A Primer on Motor Vehicle Insurance Coverage
July 14, 2011
Katharine M. Nohr, Esq.
Nohr Sports Risk Management, LLC
Does your organization use motor vehicles to transport athletes, spectators or others? If so, it is essential for risk management planning to make sure that such vehicles are fully insured in compliance with applicable law. It is a good idea to talk with your insurance agent or broker about the insurance policies that have been purchased in order to ensure that there is sufficient coverage. Policy exclusions should be scrutinized to determine if there will be coverage for the uses of the motor vehicles in question. You will also want to make sure that policy limits are high enough to cover your organization in the case of a catastrophic accident.

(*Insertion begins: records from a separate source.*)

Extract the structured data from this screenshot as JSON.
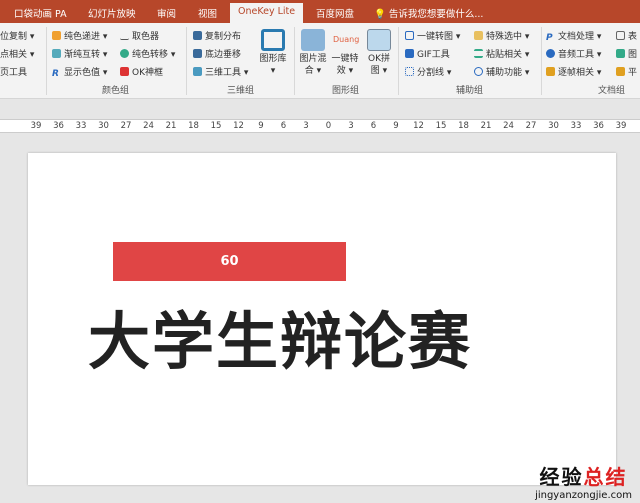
{
  "tabs": [
    "口袋动画 PA",
    "幻灯片放映",
    "审阅",
    "视图",
    "OneKey Lite",
    "百度网盘"
  ],
  "tell_me": "告诉我您想要做什么...",
  "ribbon": {
    "left_partial": [
      "位复制 ▾",
      "点相关 ▾",
      "页工具"
    ],
    "color_group": {
      "label": "颜色组",
      "items": [
        "纯色递进 ▾",
        "渐纯互转 ▾",
        "显示色值 ▾",
        "取色器",
        "纯色转移 ▾",
        "OK神框"
      ]
    },
    "3d_group": {
      "label": "三维组",
      "items": [
        "复制分布",
        "底边垂移",
        "三维工具 ▾"
      ],
      "big": "图形库 ▾"
    },
    "shape_group": {
      "label": "图形组",
      "big": [
        "图片混合 ▾",
        "一键特效 ▾",
        "OK拼图 ▾"
      ],
      "duang": "Duang"
    },
    "aux_group": {
      "label": "辅助组",
      "items": [
        "一键转图 ▾",
        "GIF工具",
        "分割线 ▾",
        "特殊选中 ▾",
        "粘贴相关 ▾",
        "辅助功能 ▾"
      ]
    },
    "doc_group": {
      "label": "文档组",
      "items": [
        "文档处理 ▾",
        "音频工具 ▾",
        "逐帧相关 ▾",
        "表",
        "图",
        "平"
      ]
    }
  },
  "ruler": [
    "39",
    "36",
    "33",
    "30",
    "27",
    "24",
    "21",
    "18",
    "15",
    "12",
    "9",
    "6",
    "3",
    "0",
    "3",
    "6",
    "9",
    "12",
    "15",
    "18",
    "21",
    "24",
    "27",
    "30",
    "33",
    "36",
    "39"
  ],
  "slide": {
    "bar_value": "60",
    "title": "大学生辩论赛"
  },
  "watermark": {
    "line1a": "经验",
    "line1b": "总结",
    "line2": "jingyanzongjie.com"
  }
}
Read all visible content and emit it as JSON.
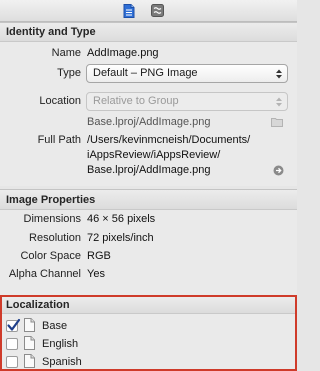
{
  "toolbar": {
    "tabs": [
      {
        "icon": "file-inspector-icon",
        "selected": true
      },
      {
        "icon": "quick-help-icon",
        "selected": false
      }
    ]
  },
  "identity": {
    "title": "Identity and Type",
    "name_label": "Name",
    "name_value": "AddImage.png",
    "type_label": "Type",
    "type_value": "Default – PNG Image",
    "location_label": "Location",
    "location_value": "Relative to Group",
    "location_path": "Base.lproj/AddImage.png",
    "full_path_label": "Full Path",
    "full_path_lines": [
      "/Users/kevinmcneish/Documents/",
      "iAppsReview/iAppsReview/",
      "Base.lproj/AddImage.png"
    ]
  },
  "image_properties": {
    "title": "Image Properties",
    "dimensions_label": "Dimensions",
    "dimensions_value": "46 × 56 pixels",
    "resolution_label": "Resolution",
    "resolution_value": "72 pixels/inch",
    "color_space_label": "Color Space",
    "color_space_value": "RGB",
    "alpha_label": "Alpha Channel",
    "alpha_value": "Yes"
  },
  "localization": {
    "title": "Localization",
    "highlight_color": "#cf3b2a",
    "items": [
      {
        "label": "Base",
        "checked": true
      },
      {
        "label": "English",
        "checked": false
      },
      {
        "label": "Spanish",
        "checked": false
      }
    ]
  }
}
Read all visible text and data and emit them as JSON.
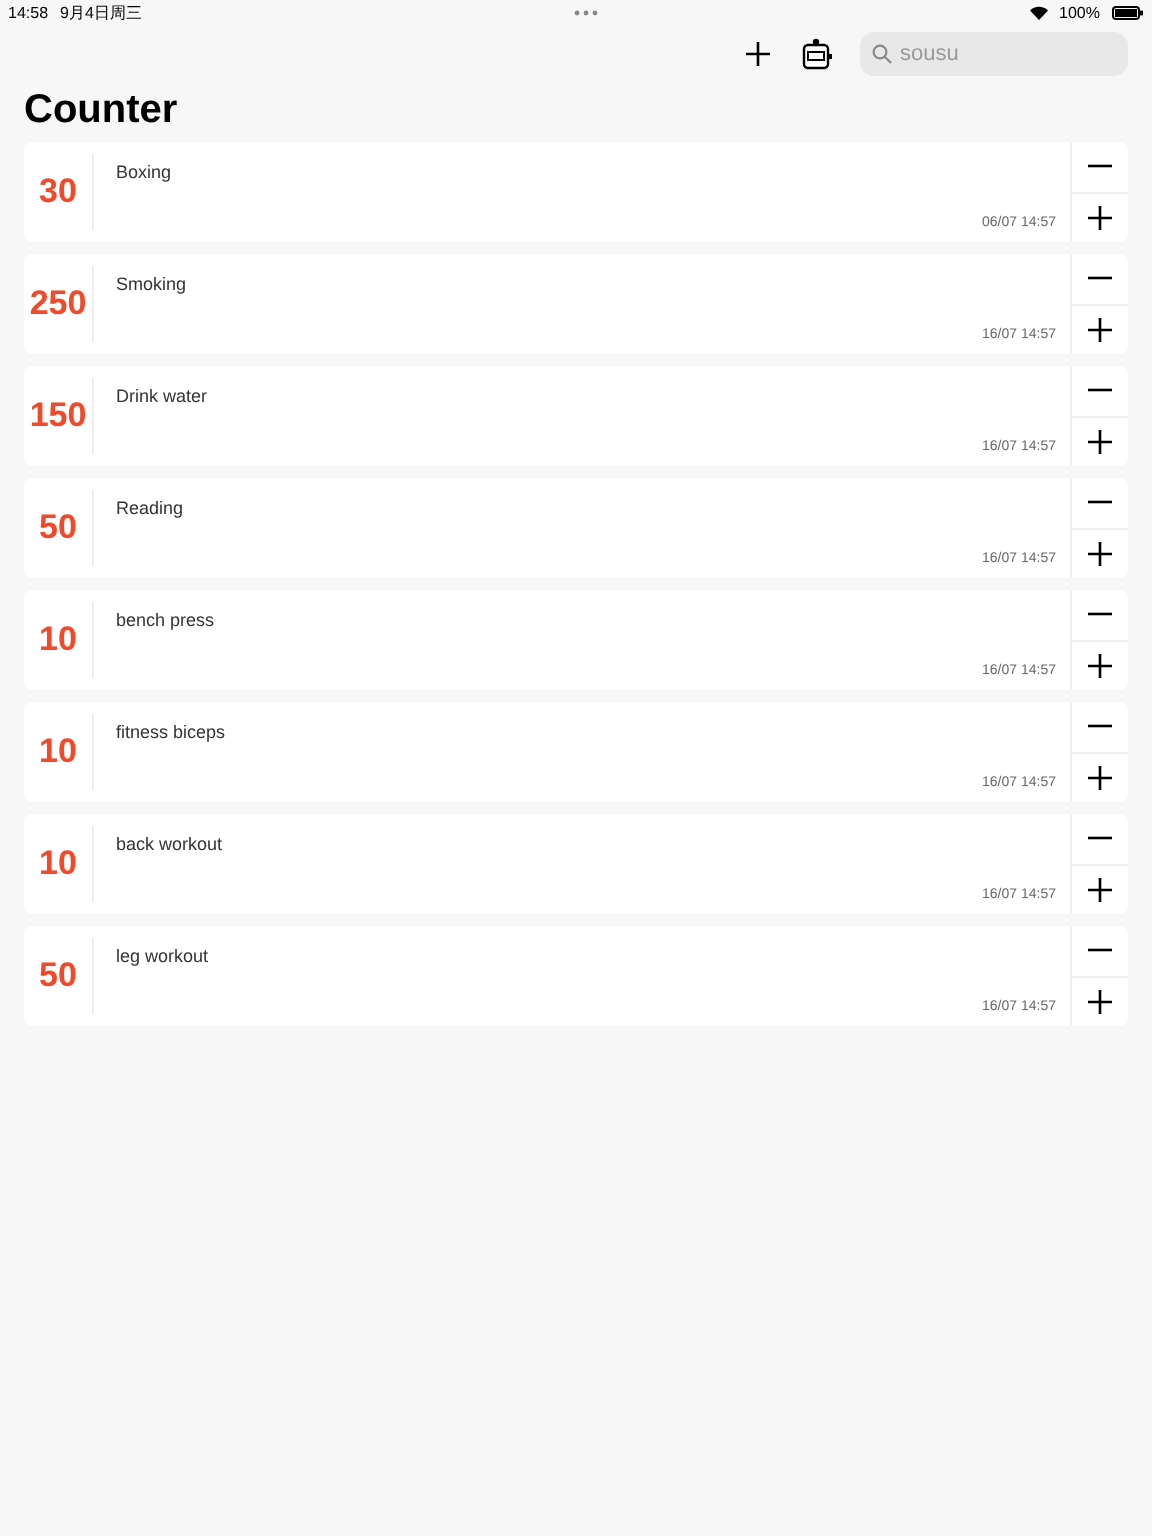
{
  "status_bar": {
    "time": "14:58",
    "date": "9月4日周三",
    "battery": "100%"
  },
  "toolbar": {
    "search": {
      "placeholder": "sousu"
    }
  },
  "title": "Counter",
  "counters": [
    {
      "count": "30",
      "name": "Boxing",
      "timestamp": "06/07 14:57"
    },
    {
      "count": "250",
      "name": "Smoking",
      "timestamp": "16/07 14:57"
    },
    {
      "count": "150",
      "name": "Drink water",
      "timestamp": "16/07 14:57"
    },
    {
      "count": "50",
      "name": "Reading",
      "timestamp": "16/07 14:57"
    },
    {
      "count": "10",
      "name": "bench press",
      "timestamp": "16/07 14:57"
    },
    {
      "count": "10",
      "name": "fitness biceps",
      "timestamp": "16/07 14:57"
    },
    {
      "count": "10",
      "name": "back workout",
      "timestamp": "16/07 14:57"
    },
    {
      "count": "50",
      "name": "leg workout",
      "timestamp": "16/07 14:57"
    }
  ]
}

Many states have enacted laws requiring that each vehicle carry “no-fault” insurance. No-fault insurance is “first party” insurance and generally covers those people that are in the vehicle which is insured, or pedestrians or bicyclists that are hit by the vehicle. This insurance pays for medical care and possibly wage loss and other benefits immediately, without regard to fault. The eligible injured persons do not have to file a lawsuit against the at-fault party in order to get paid. There should also be bodily injury liability coverage on vehicles used by an organization. In the event that the driver of the vehicle negligently causes an accident, the bodily injury liability coverage should cover an organization up to the limits of the policy. Underinsured motorist coverage can also be purchased to cover a person if it turns out that the driver who was at fault in the accident does not have enough insurance. This insurance is called UIM insurance and is also first party coverage, purchased from a person’s own insurance company. Uninsured motorist insurance coverage can also be purchased from a person’s own insurance carrier. This insurance will provide coverage if the at-fault driver is not insured. In that event, an injured person would seek insurance coverage directly from his or her own insurance company under a “UM” policy.
Your organization will receive additional insurance protection by purchasing umbrella or excess coverage. Usually these policies are the least expensive way to increase insurance coverage that is available for catastrophic accidents. If employees of an organization will be driving the vehicles used to transport athletes and others, they will likely be covered by the company’s worker’s compensation policy if an accident occurs while they are in the course and scope of their employment. Property damage insurance or collision coverage should also be part of any motor vehicle policy. This insurance coverage pays for the damage to any vehicles that occur because of the fault of the driver. Reductions in insurance premiums may be obtained by showing good driving records, by instituting safe driving policies, by undertaking certain safe driving practices or by having a large deductible or retention.
Understanding the basics of motor vehicle insurance coverage will go a long way in your organizations risk management planning. Drive safely!